Developing a Research Agenda

Many challenges in crowding research remain, particularly in the domains of understanding its effects on clinical care, on education of residents and students, and in the design of interventions to mitigate crowding. There has been much progress in the development of crowding metrics, although a universally accepted measure remains elusive.

Additional work is needed to identify adverse clinical outcomes of ED crowding, with emphasis on new study designs, clinical endpoints, and modeling approaches. The effects of crowding on providers’ clinical decision-making requires further study, as does crowding’s effects on the ability to educate medical students and residents and other providers in training. Newer tools, such as simulation laboratories, may provide opportunities for work in this area.

Identifying interventions or policies to reduce crowding and ambulance diversion, or to mediate their effects, are needed as well. The Urgent Matters national program office of the Robert Wood Johnson Foundation has funded a number of intervention studies.73,74

To develop more useful measures of crowding, we suggest two goals: 1) identify an objective, quantifiable measurement framework that represents normal patient flow and 2) standardize measures related to patient flow.75 Standardizing the definitions76,77 and developing generalizable patient flow measures78 would allow comparisons among different interventions, different ED settings, and facilitate multicenter studies.

Measuring patient flow throughout an institution in real time is challenging. Data from clinical information systems will likely support this task.
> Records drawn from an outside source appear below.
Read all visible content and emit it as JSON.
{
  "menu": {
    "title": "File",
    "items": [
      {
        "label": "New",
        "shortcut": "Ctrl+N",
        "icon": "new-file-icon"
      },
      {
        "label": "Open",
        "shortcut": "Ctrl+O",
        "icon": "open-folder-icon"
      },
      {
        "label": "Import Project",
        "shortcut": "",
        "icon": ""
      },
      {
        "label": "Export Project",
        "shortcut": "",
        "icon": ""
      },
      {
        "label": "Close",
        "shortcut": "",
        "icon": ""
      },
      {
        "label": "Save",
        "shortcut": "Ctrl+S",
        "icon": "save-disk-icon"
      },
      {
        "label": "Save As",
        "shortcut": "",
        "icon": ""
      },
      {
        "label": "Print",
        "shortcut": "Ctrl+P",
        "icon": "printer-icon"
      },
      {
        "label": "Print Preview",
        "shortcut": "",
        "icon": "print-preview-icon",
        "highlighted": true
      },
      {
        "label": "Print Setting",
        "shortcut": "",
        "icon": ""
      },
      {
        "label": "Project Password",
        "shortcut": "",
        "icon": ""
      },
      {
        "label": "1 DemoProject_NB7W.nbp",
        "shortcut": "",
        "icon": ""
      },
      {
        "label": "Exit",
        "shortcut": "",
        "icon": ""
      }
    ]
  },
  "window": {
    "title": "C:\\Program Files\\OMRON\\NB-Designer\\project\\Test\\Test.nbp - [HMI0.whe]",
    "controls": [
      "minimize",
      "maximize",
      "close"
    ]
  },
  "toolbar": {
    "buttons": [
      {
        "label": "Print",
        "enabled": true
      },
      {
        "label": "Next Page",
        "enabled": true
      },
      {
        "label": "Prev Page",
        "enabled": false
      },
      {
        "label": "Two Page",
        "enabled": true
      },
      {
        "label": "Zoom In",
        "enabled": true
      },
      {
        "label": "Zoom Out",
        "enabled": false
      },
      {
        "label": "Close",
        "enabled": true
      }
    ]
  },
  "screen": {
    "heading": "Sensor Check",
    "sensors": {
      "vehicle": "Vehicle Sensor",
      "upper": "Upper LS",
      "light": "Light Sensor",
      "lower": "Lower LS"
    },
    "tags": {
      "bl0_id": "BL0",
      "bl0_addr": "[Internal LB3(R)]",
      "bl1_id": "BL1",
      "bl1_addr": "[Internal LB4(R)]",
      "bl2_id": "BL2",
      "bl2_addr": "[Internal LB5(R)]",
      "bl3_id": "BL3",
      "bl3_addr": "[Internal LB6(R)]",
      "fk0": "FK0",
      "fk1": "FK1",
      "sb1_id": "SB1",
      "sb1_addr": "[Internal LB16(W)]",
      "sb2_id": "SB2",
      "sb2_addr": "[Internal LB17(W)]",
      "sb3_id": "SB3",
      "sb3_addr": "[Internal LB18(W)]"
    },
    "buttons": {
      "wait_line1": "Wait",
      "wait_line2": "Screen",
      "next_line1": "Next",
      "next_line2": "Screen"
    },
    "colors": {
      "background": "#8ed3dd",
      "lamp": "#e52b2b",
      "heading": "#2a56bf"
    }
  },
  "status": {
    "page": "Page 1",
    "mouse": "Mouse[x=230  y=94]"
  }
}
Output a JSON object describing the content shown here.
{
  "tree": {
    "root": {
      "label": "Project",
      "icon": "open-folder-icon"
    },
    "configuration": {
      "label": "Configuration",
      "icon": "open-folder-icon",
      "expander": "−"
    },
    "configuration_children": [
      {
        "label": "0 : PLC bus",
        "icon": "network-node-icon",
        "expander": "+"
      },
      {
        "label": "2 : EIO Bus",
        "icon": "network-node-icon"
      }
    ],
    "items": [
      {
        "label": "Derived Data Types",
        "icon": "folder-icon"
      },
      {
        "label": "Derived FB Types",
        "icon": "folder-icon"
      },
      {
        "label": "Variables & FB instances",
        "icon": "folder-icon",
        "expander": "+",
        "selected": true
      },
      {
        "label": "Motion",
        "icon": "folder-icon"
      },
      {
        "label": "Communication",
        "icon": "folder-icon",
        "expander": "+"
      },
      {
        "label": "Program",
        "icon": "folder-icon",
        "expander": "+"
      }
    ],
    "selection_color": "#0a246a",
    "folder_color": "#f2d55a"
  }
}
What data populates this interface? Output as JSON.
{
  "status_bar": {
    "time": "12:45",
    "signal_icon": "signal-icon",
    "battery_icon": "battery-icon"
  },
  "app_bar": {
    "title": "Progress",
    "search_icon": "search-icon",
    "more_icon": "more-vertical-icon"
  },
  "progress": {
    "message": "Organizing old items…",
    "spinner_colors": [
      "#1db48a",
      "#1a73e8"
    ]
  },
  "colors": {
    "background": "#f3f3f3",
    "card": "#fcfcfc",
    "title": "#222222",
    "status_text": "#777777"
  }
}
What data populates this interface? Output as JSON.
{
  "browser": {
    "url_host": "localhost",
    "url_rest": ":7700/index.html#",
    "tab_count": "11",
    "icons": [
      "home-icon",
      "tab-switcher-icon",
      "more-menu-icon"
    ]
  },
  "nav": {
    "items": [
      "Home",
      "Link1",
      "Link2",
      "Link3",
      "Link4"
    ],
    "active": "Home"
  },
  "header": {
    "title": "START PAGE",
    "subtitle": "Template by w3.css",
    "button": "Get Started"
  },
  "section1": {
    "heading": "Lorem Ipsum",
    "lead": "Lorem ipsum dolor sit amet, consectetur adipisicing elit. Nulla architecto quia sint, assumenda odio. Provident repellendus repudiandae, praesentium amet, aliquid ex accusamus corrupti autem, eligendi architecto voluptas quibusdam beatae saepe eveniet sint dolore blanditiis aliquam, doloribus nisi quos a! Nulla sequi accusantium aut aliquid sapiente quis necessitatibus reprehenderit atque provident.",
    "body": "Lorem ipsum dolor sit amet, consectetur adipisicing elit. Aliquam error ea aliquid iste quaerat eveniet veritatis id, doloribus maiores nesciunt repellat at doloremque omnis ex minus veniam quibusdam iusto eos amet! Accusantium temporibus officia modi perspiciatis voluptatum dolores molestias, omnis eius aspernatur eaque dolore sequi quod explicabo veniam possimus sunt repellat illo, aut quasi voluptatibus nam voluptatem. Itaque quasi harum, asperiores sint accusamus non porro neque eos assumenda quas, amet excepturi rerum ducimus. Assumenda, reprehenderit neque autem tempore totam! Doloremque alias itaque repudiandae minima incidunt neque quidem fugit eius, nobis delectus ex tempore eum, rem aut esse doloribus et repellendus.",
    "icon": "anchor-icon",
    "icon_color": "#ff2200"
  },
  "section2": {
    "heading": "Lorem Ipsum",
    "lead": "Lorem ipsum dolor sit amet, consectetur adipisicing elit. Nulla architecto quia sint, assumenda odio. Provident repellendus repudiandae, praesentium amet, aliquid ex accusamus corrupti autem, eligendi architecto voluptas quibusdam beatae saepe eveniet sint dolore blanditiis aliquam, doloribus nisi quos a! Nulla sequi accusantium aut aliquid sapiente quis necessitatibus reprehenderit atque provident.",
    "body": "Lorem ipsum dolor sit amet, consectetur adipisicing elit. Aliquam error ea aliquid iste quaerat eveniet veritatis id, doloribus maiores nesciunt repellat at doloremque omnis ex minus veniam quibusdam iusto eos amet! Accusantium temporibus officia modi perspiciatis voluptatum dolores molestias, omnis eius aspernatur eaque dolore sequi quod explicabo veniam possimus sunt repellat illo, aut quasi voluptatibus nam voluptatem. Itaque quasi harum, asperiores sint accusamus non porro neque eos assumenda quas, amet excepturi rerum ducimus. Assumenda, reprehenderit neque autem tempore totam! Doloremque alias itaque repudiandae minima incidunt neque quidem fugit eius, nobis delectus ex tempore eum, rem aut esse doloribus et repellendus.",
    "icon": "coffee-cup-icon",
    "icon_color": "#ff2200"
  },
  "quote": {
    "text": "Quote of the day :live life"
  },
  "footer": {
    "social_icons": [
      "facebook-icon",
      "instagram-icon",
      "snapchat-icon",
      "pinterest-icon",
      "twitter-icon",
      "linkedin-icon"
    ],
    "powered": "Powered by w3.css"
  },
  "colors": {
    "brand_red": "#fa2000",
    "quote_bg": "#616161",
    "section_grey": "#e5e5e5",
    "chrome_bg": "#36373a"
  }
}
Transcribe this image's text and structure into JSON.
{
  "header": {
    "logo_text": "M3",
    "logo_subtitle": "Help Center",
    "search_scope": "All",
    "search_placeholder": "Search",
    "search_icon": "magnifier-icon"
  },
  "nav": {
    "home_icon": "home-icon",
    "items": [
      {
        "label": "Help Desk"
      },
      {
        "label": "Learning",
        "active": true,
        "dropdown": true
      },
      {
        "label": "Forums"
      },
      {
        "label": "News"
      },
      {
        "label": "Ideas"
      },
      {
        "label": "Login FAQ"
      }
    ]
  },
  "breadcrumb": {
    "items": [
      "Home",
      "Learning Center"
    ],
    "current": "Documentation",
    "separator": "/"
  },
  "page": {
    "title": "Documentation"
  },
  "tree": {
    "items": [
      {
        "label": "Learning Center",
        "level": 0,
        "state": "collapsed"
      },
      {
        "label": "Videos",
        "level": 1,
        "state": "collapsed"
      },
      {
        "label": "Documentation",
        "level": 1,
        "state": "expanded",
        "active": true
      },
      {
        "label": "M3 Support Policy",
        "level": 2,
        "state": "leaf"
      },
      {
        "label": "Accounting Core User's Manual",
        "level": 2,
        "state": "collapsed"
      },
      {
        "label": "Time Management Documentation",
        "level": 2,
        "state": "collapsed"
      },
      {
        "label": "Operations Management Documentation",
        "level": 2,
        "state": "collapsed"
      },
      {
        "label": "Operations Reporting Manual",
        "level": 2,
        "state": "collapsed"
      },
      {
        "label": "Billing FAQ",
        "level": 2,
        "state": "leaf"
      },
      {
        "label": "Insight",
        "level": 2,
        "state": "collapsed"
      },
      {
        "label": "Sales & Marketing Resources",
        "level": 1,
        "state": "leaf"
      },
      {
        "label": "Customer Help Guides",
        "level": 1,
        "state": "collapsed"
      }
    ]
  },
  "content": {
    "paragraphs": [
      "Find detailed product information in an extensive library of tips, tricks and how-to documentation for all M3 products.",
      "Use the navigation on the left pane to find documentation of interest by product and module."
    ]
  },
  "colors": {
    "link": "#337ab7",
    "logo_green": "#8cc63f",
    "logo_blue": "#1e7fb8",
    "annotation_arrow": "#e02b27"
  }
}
Many EDs are implementing information systems that incorporate electronic patient tracking boards and integrate data from institutional information systems.79 Current systems are optimized for supporting providers with patient-oriented information, but may facilitate the real-time monitoring and visualization of operational efficiency measures, such as patient flow, provider productivity, or turnaround times of ancillary services. Improvements in information technology will not only support various approaches to measure patient flow, but will likely facilitate the design and testing of interventions to alleviate crowding.

Of note, the National Quality Forum is currently considering creation of quality measures for ED care.80 Some of these proposed measures indirectly reflect crowding, such as ED LOS and time to admission decision.

Limitations

We reviewed English-language literature only, because we were not resourced to conduct searches in other languages. Of note, crowding articles from non–English-speaking countries have been published in English-language journals. We did not conduct a formal systematic review, with two reviewers independently grading each article for the strength of the evidence. In addition, it would have been useful to have conducted a formal risk-of-bias assessment.81 Most of the articles cited represent single-institution observational cohorts, and no randomized controlled trials were identified. Hence, the strength of the evidence is modest at best. Finally, we did not search the gray literature, again because of resource constraints. We do note that much of the better-known gray literature in crowding includes government reports such as those of the GAO,5 or the National Hospital Ambulatory Medical Care Survey (NHAMCS) series.82 Although invaluable, these reports do not represent original studies of clinically relevant endpoints in ED crowding. Nonetheless, it is possible that by not examining the gray literature articles, we excluded articles addressing clinically important outcomes.

Conclusions

A growing body of evidence exists to document the adverse effects of ED crowding on clinically important outcomes. Future work will continue to document these adverse effects, but will increasingly focus on interventions to prevent or alleviate crowding’s impact on quality of care.

Ancillary